It isn’t just Russia that’s spreading disinformation on Facebook, Google and Twitter in a bid to stir political unrest and silence critics around the globe.
A new report from Freedom House released Tuesday found that governments in 30 countries — not just the Kremlin, but also the regimes in Turkey, Venezuela and the Philippines — are now “mass producing their own content to distort the digital landscape in their favor.”
In Sudan, for example, the government maintains a virtual cyber army that has infiltrated Facebook, WhatsApp and other services in order to spread its leaders’ messages.

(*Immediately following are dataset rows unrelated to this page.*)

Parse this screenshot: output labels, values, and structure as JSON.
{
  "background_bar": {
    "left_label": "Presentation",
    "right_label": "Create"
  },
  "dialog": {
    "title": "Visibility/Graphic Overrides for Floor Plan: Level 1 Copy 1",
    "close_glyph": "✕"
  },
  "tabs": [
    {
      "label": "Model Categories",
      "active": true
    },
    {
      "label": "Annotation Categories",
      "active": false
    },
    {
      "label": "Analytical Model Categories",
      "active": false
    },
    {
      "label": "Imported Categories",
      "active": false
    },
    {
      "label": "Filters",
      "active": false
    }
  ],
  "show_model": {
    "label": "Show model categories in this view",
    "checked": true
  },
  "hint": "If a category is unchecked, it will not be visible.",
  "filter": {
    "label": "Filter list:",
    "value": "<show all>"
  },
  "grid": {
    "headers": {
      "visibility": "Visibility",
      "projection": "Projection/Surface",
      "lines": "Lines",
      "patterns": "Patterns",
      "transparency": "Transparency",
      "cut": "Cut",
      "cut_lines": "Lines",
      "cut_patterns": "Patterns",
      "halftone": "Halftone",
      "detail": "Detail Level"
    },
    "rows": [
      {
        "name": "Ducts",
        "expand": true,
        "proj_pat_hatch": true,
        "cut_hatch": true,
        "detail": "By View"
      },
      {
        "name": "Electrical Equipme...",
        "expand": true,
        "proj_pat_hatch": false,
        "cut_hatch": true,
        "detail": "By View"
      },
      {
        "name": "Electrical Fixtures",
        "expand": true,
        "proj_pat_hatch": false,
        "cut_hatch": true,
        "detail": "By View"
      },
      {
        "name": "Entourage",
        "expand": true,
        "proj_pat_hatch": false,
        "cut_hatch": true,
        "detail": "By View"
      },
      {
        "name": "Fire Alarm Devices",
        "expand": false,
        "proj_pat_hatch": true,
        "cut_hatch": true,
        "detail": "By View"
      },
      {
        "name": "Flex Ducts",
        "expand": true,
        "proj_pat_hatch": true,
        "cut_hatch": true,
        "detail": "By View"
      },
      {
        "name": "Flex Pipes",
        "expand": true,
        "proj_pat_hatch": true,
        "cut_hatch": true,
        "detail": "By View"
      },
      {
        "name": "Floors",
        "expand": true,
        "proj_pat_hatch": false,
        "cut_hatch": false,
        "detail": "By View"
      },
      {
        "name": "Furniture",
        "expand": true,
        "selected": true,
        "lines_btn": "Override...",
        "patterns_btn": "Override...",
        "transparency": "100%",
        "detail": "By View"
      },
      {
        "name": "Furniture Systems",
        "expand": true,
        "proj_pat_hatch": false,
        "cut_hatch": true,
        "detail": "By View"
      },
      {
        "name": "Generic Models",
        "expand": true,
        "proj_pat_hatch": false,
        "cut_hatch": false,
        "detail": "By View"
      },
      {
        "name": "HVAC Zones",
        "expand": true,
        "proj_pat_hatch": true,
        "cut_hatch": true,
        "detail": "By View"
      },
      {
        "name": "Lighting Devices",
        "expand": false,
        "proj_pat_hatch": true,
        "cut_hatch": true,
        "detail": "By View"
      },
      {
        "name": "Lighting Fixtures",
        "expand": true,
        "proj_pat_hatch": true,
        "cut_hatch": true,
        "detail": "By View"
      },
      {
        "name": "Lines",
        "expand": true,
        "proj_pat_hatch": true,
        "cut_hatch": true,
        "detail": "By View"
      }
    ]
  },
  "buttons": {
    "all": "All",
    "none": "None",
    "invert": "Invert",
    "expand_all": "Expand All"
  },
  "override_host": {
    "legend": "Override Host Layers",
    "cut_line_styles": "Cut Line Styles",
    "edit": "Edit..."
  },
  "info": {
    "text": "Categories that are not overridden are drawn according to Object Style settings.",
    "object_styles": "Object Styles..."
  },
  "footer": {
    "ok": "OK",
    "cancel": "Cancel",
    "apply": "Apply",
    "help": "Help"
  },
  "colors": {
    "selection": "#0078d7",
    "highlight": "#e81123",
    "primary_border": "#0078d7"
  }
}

In Venezuela, government forces “regularly used manipulated footage to disseminate lies about opposition protesters or the media, creating confusion” ahead of its last election.

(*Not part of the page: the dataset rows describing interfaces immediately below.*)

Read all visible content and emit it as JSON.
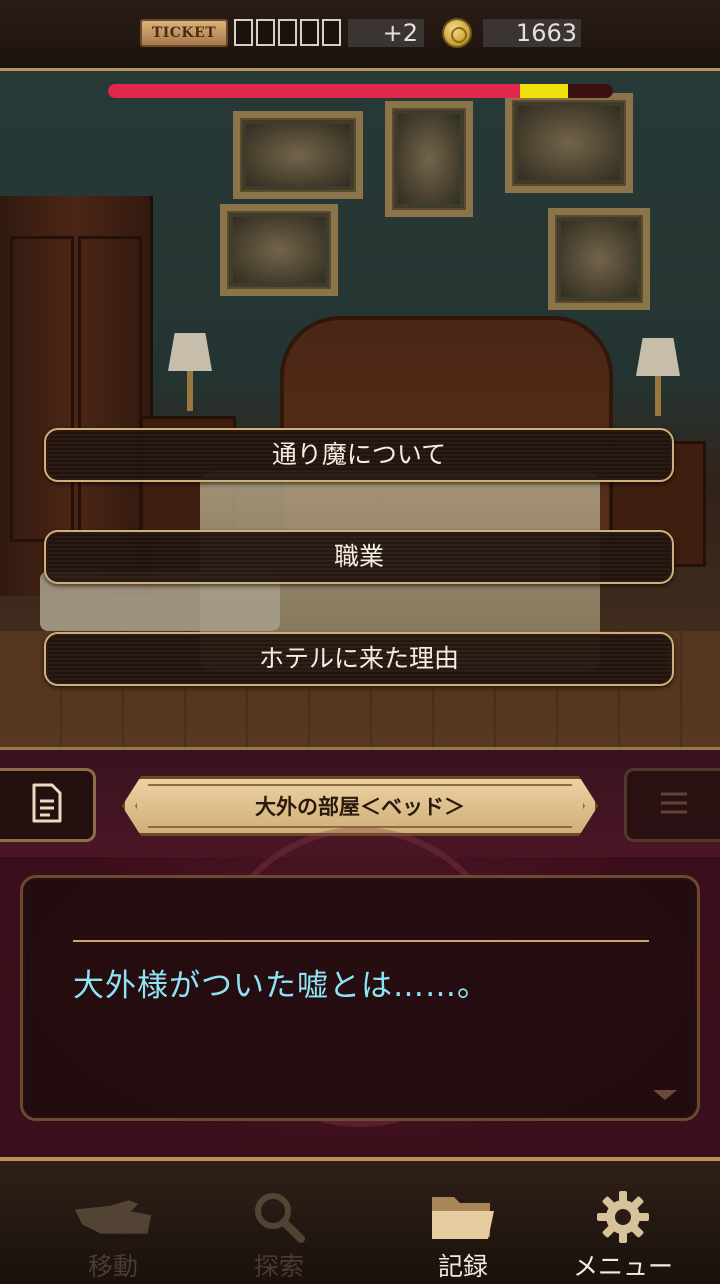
{
  "hud": {
    "ticket_label": "TICKET",
    "ticket_slots": 5,
    "ticket_bonus": "+2",
    "coin_count": "1663"
  },
  "timer": {
    "fill_fraction": 0.91,
    "color": "#e0284e",
    "warn_color": "#f2e00c"
  },
  "choices": [
    {
      "label": "通り魔について"
    },
    {
      "label": "職業"
    },
    {
      "label": "ホテルに来た理由"
    }
  ],
  "location": {
    "label": "大外の部屋＜ベッド＞"
  },
  "dialog": {
    "text": "大外様がついた嘘とは……。",
    "text_color": "#8ee4f4"
  },
  "nav": {
    "items": [
      {
        "label": "移動",
        "icon": "move-hand-icon",
        "enabled": false
      },
      {
        "label": "探索",
        "icon": "search-icon",
        "enabled": false
      },
      {
        "label": "記録",
        "icon": "folder-icon",
        "enabled": true
      },
      {
        "label": "メニュー",
        "icon": "gear-icon",
        "enabled": true
      }
    ]
  }
}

The watchdog found that these efforts to manipulate information online — by governments or other forces — may have affected 18 countries’ elections, “damaging citizens’ ability to choose their leaders based on factual news and authentic debate.” That included the U.S., where Russian-sponsored trolls fueled conflict around controversial debates like immigration, gun control and gay rights.
“The use of paid commentators and political bots to spread government propaganda was pioneered by China and Russia but has now gone global,” said Freedom House president Michael Abramowitz in a statement. “The effects of these rapidly spreading techniques on democracy and civic activism are potentially devastating.”
The conclusions came as part of Freedom House’s annual evaluation of global internet freedom, which found — once again — that government restrictions on their citizens’ internet use generally is on the rise.
Their report focused its efforts on 65 countries, studying their approach to online discussion and regulation between June 2016 and May 2017, and Freedom House awarded each government an internet-freedom score.
The lowest rating still belongs to China. Freedom House once again lamented the country’s historic, unrivaled limits on online speech, its penchant for hacking opponents and media organizations alike, and its willingness to imprison critics of Beijing’s leaders. Elsewhere, governments pursued their own new restrictions on online activity. For example, nine countries over the past year sought to block live video streaming for the first time, often to “halt real-time coverage of antigovernment demonstrations.”
In the U.S., Freedom House also sounded a note of alarm: It concluded that internet freedom in the U.S. had declined since the previous year, due in no small part to Russia’s election meddling.
Before and after Election Day, Kremlin-tied trolls had purchased ads and created profiles on Facebook, Google and Twitter, seeking to create chaos, rile up protesters and shift media coverage away from then-candidate Donald Trump. Those efforts are now the subject of scrutiny on Capitol Hill — and soul-searching in Silicon Valley — as lawmakers look to prevent Russia or another foreign power from meddling in U.S. politics ahead of the next election in 2018.
“While the online environment in the United States remained vibrant and diverse, the prevalence of disinformation and hyperpartisan content had a significant impact,” Freedom House found.
The watchdog also attributed its new skepticism about U.S. internet freedom to heightened harassment of American journalists online, not to mention efforts by the Trump administration, including a controversial — and quickly abandoned — attempt to unmask some of its prominent critics on Twitter.
Freedom House said internet freedom in the U.S. could be threatened even further as a result of the government’s ongoing attempt to undo its existing net neutrality rules. The regulations require internet providers to treat all web traffic equally.
At the same time, Freedom House also offered a subtle warning to regulators — in the U.S. and elsewhere — who are considering new laws in an attempt to thwart misinformation or other online ills.
By the watchdog’s estimate, 14 countries seeking to stop malicious bots and other nefarious activities on the web introduced rules over the past year that “actually restricted internet freedom,” perhaps unwittingly. That includes Germany, which instituted a new law in June 2017 that requires the likes of Facebook, Google and Twitter to take down content flagged as offensive in a way that “lacks judicial oversight.”
“When trying to combat online manipulation from abroad, it is important for countries not to overreach,” said Sanja Kelly, who oversees the production of the Freedom of the Net report, in a statement.
“The solution to manipulation and disinformation lies not in censoring websites but in teaching citizens how to detect fake news and commentary,” Kelly continued. “Democracies should ensure that the source of political advertising online is at least as transparent online as it is offline.”